- HOW TO COMPLETE THIS TASK:
Working through the lines below, return each one that holds "note".

- DATA TO PROCESS:
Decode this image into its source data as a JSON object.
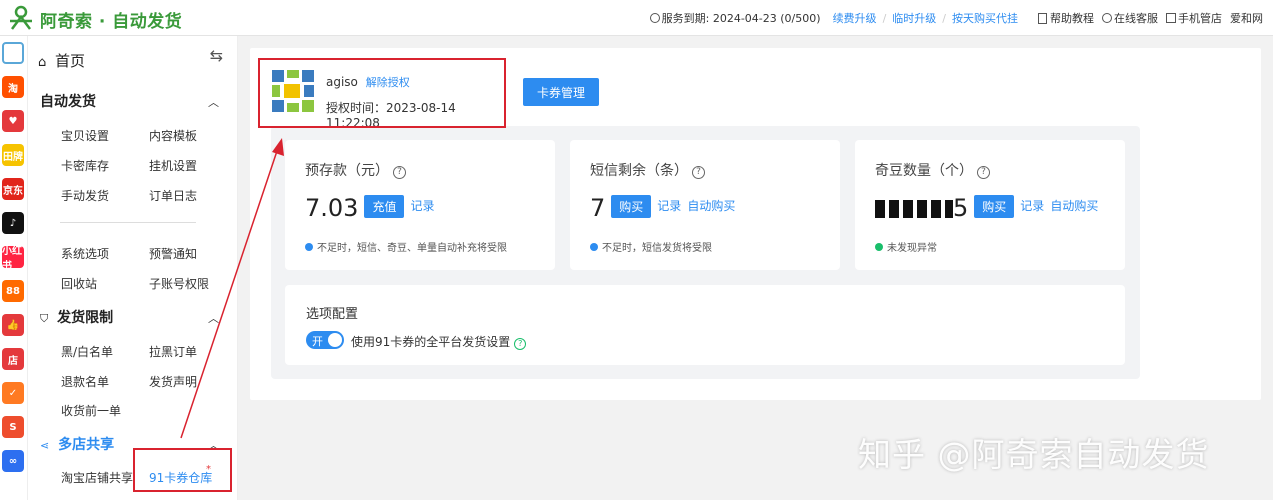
{
  "header": {
    "brand": "阿奇索 · 自动发货",
    "service_label": "服务到期: 2024-04-23 (0/500)",
    "renew": "续费升级",
    "temp_upgrade": "临时升级",
    "buy_daily": "按天购买代挂",
    "help": "帮助教程",
    "support": "在线客服",
    "phone_store": "手机管店",
    "aiwang": "爱和网"
  },
  "iconbar": [
    {
      "icon": "qr-grid-icon",
      "label": "",
      "color": "#5aa7d8"
    },
    {
      "icon": "taobao-icon",
      "label": "淘",
      "color": "#ff5000"
    },
    {
      "icon": "heart-icon",
      "label": "♥",
      "color": "#e4393c"
    },
    {
      "icon": "tianmao-icon",
      "label": "田牌",
      "color": "#f6c300"
    },
    {
      "icon": "jd-icon",
      "label": "京东",
      "color": "#e1251b"
    },
    {
      "icon": "tiktok-icon",
      "label": "♪",
      "color": "#111111"
    },
    {
      "icon": "xiaohongshu-icon",
      "label": "小红书",
      "color": "#ff2442"
    },
    {
      "icon": "circle-88-icon",
      "label": "88",
      "color": "#ff6a00"
    },
    {
      "icon": "thumb-icon",
      "label": "👍",
      "color": "#e4393c"
    },
    {
      "icon": "shop-icon",
      "label": "店",
      "color": "#e4393c"
    },
    {
      "icon": "orange-bag-icon",
      "label": "✓",
      "color": "#ff7a22"
    },
    {
      "icon": "shopee-icon",
      "label": "S",
      "color": "#ee4d2d"
    },
    {
      "icon": "link-icon",
      "label": "∞",
      "color": "#2d6ff0"
    }
  ],
  "sidebar": {
    "home": "首页",
    "sec1": "自动发货",
    "items1": [
      "宝贝设置",
      "内容模板",
      "卡密库存",
      "挂机设置",
      "手动发货",
      "订单日志",
      "系统选项",
      "预警通知",
      "回收站",
      "子账号权限"
    ],
    "sec2": "发货限制",
    "items2": [
      "黑/白名单",
      "拉黑订单",
      "退款名单",
      "发货声明",
      "收货前一单"
    ],
    "sec3": "多店共享",
    "items3": [
      "淘宝店铺共享",
      "91卡券仓库"
    ]
  },
  "account": {
    "name": "agiso",
    "unbind": "解除授权",
    "auth_time": "授权时间：2023-08-14 11:22:08",
    "card_mgmt": "卡券管理"
  },
  "stats": [
    {
      "title": "预存款（元）",
      "value": "7.03",
      "btn": "充值",
      "link1": "记录",
      "link2": "",
      "note": "不足时，短信、奇豆、单量自动补充将受限",
      "dot_color": "#2d8cf0"
    },
    {
      "title": "短信剩余（条）",
      "value": "7",
      "btn": "购买",
      "link1": "记录",
      "link2": "自动购买",
      "note": "不足时，短信发货将受限",
      "dot_color": "#2d8cf0"
    },
    {
      "title": "奇豆数量（个）",
      "value": "5",
      "btn": "购买",
      "link1": "记录",
      "link2": "自动购买",
      "note": "未发现异常",
      "dot_color": "#19be6b"
    }
  ],
  "options": {
    "title": "选项配置",
    "switch_text": "开",
    "switch_label": "使用91卡券的全平台发货设置"
  },
  "watermark": "知乎 @阿奇索自动发货"
}
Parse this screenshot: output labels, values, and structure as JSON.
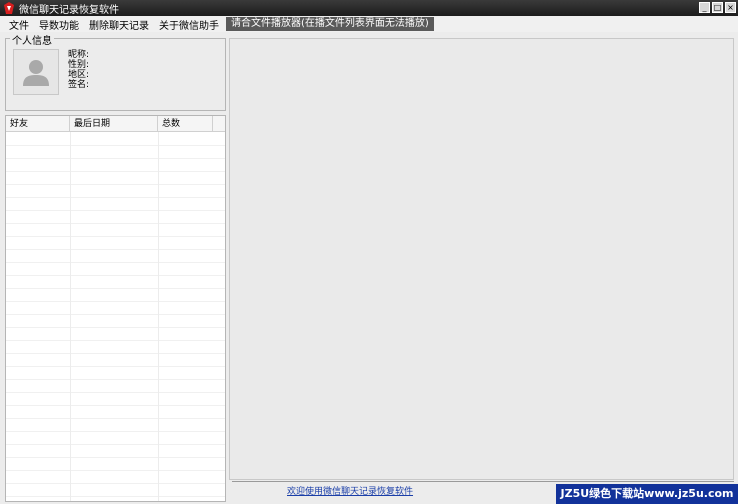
{
  "window": {
    "title": "微信聊天记录恢复软件",
    "buttons": {
      "minimize": "_",
      "maximize": "□",
      "close": "×"
    }
  },
  "menu": {
    "items": [
      "文件",
      "导数功能",
      "删除聊天记录",
      "关于微信助手"
    ],
    "active_item": "请合文件播放器(在播文件列表界面无法播放)"
  },
  "profile": {
    "group_title": "个人信息",
    "fields": [
      "昵称:",
      "性别:",
      "地区:",
      "签名:"
    ]
  },
  "list": {
    "columns": [
      "好友",
      "最后日期",
      "总数"
    ]
  },
  "footer": {
    "link": "欢迎使用微信聊天记录恢复软件"
  },
  "watermark": {
    "text": "JZ5U绿色下载站www.jz5u.com"
  }
}
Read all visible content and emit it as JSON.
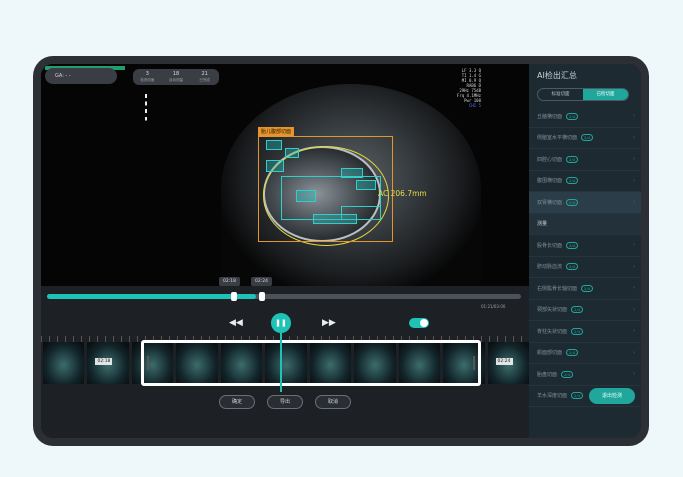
{
  "info": {
    "label": "GA: - -"
  },
  "counters": [
    {
      "value": "3",
      "label": "检测切面"
    },
    {
      "value": "18",
      "label": "自动测量"
    },
    {
      "value": "21",
      "label": "已完成"
    }
  ],
  "params": [
    "LF 3.3 Q",
    "TI 1.4 G",
    "MI 0.9 Q",
    "RAB6 D",
    "29Hz 75dB",
    "Frq 4.1MHz",
    "Pwr 100",
    "CHI 5"
  ],
  "overlay": {
    "organ_label": "胎儿腹部切面",
    "measurement": "AC 206.7mm"
  },
  "playback": {
    "progress_pct": 44,
    "time_start": "02:18",
    "time_end": "02:24",
    "duration": "01:21/03:00",
    "progress_marker": "02:18"
  },
  "frames": [
    "",
    "02:18",
    "",
    "",
    "",
    "",
    "",
    "",
    "",
    "",
    "02:24"
  ],
  "buttons": [
    "确定",
    "导出",
    "取消"
  ],
  "sidebar": {
    "title": "AI检出汇总",
    "tabs": [
      "标准切面",
      "已检切面"
    ],
    "items": [
      {
        "label": "丘脑横切面",
        "badge": "2/4"
      },
      {
        "label": "侧脑室水平横切面",
        "badge": "2/4"
      },
      {
        "label": "四腔心切面",
        "badge": "2/4"
      },
      {
        "label": "腹围横切面",
        "badge": "2/4"
      },
      {
        "label": "双肾横切面",
        "badge": "2/4"
      },
      {
        "label": "测量",
        "badge": ""
      },
      {
        "label": "股骨长切面",
        "badge": "2/4"
      },
      {
        "label": "脐动脉血流",
        "badge": "2/4"
      },
      {
        "label": "右侧肱骨长轴切面",
        "badge": "2/4"
      },
      {
        "label": "颈部矢状切面",
        "badge": "2/4"
      },
      {
        "label": "脊柱矢状切面",
        "badge": "2/4"
      },
      {
        "label": "颜面部切面",
        "badge": "2/4"
      },
      {
        "label": "胎盘切面",
        "badge": "2/4"
      },
      {
        "label": "羊水深度切面",
        "badge": "2/4"
      }
    ],
    "fab": "退出检测"
  },
  "colors": {
    "accent": "#1fc3b6",
    "box": "#e5952b",
    "detect": "#2ed1c9",
    "ellipse": "#e2d63a"
  }
}
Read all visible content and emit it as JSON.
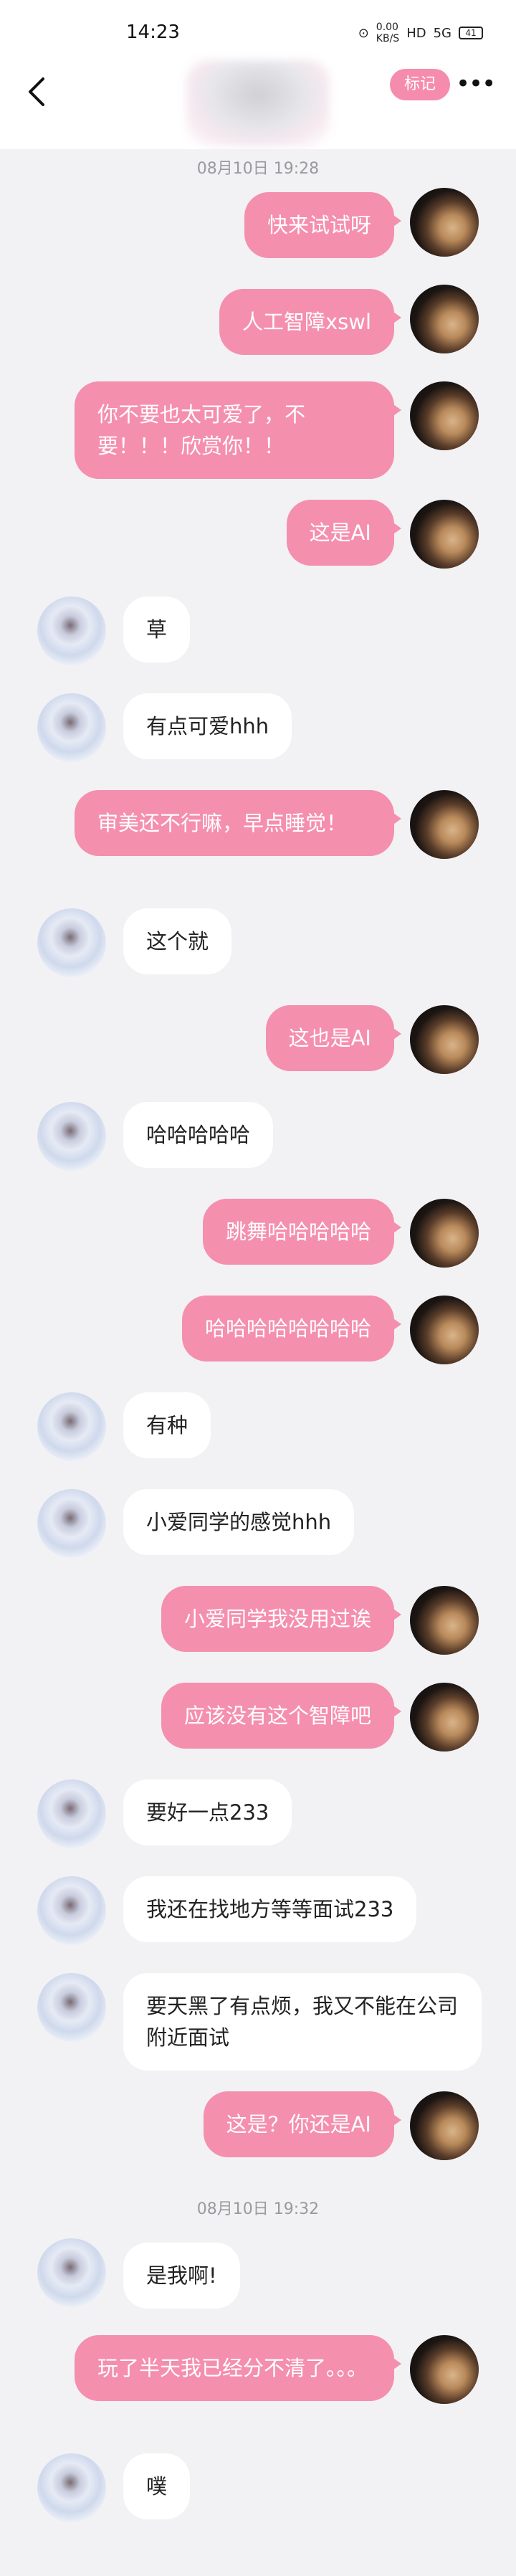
{
  "status_bar": {
    "time": "14:23",
    "speed": "0.00",
    "speed_unit": "KB/S",
    "hd": "HD",
    "signal": "5G",
    "battery": "41"
  },
  "header": {
    "remark_label": "标记",
    "more_label": "•••"
  },
  "chat": {
    "timestamps": [
      "08月10日 19:28",
      "08月10日 19:32"
    ],
    "messages": [
      {
        "side": "self",
        "text": "快来试试呀"
      },
      {
        "side": "self",
        "text": "人工智障xswl"
      },
      {
        "side": "self",
        "text": "你不要也太可爱了，不要！！！欣赏你！！"
      },
      {
        "side": "self",
        "text": "这是AI"
      },
      {
        "side": "other",
        "text": "草"
      },
      {
        "side": "other",
        "text": "有点可爱hhh"
      },
      {
        "side": "self",
        "text": "审美还不行嘛，早点睡觉！"
      },
      {
        "side": "other",
        "text": "这个就"
      },
      {
        "side": "self",
        "text": "这也是AI"
      },
      {
        "side": "other",
        "text": "哈哈哈哈哈"
      },
      {
        "side": "self",
        "text": "跳舞哈哈哈哈哈"
      },
      {
        "side": "self",
        "text": "哈哈哈哈哈哈哈哈"
      },
      {
        "side": "other",
        "text": "有种"
      },
      {
        "side": "other",
        "text": "小爱同学的感觉hhh"
      },
      {
        "side": "self",
        "text": "小爱同学我没用过诶"
      },
      {
        "side": "self",
        "text": "应该没有这个智障吧"
      },
      {
        "side": "other",
        "text": "要好一点233"
      },
      {
        "side": "other",
        "text": "我还在找地方等等面试233"
      },
      {
        "side": "other",
        "text": "要天黑了有点烦，我又不能在公司附近面试"
      },
      {
        "side": "self",
        "text": "这是？你还是AI"
      },
      {
        "side": "other",
        "text": "是我啊!"
      },
      {
        "side": "self",
        "text": "玩了半天我已经分不清了。。。"
      },
      {
        "side": "other",
        "text": "噗"
      }
    ]
  }
}
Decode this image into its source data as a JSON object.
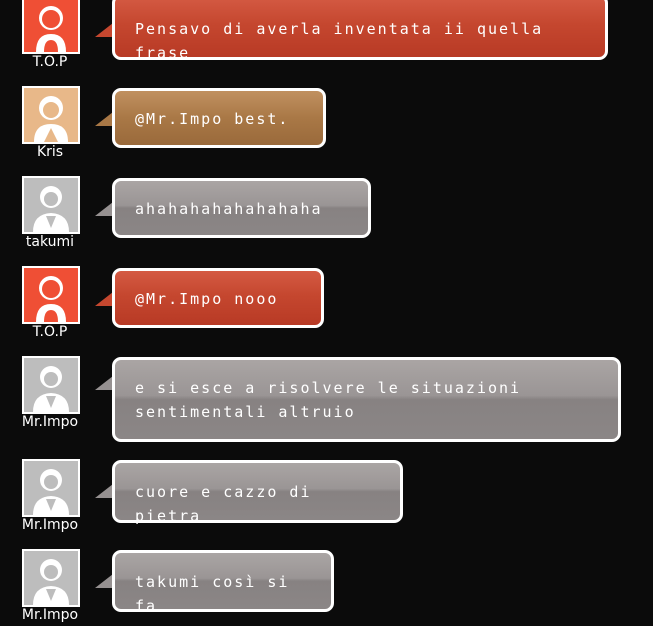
{
  "messages": [
    {
      "user": "T.O.P",
      "avatar": "top-avatar-icon",
      "text": "Pensavo di averla inventata ii quella frase",
      "color": "#c5472f"
    },
    {
      "user": "Kris",
      "avatar": "kris-avatar-icon",
      "text": "@Mr.Impo best.",
      "color": "#a97846"
    },
    {
      "user": "takumi",
      "avatar": "default-user-avatar-icon",
      "text": "ahahahahahahahaha",
      "color": "#969191"
    },
    {
      "user": "T.O.P",
      "avatar": "top-avatar-icon",
      "text": "@Mr.Impo nooo",
      "color": "#c5472f"
    },
    {
      "user": "Mr.Impo",
      "avatar": "default-user-avatar-icon",
      "text": "e si esce a risolvere le situazioni sentimentali altruio",
      "color": "#969191"
    },
    {
      "user": "Mr.Impo",
      "avatar": "default-user-avatar-icon",
      "text": "cuore e cazzo di pietra",
      "color": "#969191"
    },
    {
      "user": "Mr.Impo",
      "avatar": "default-user-avatar-icon",
      "text": "takumi così si fa",
      "color": "#969191"
    }
  ]
}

- RESPONSE BELOW:
      "note": "不足时，短信、奇豆、单量自动补充将受限",
      "note": "不足时，短信发货将受限",
      "note": "未发现异常",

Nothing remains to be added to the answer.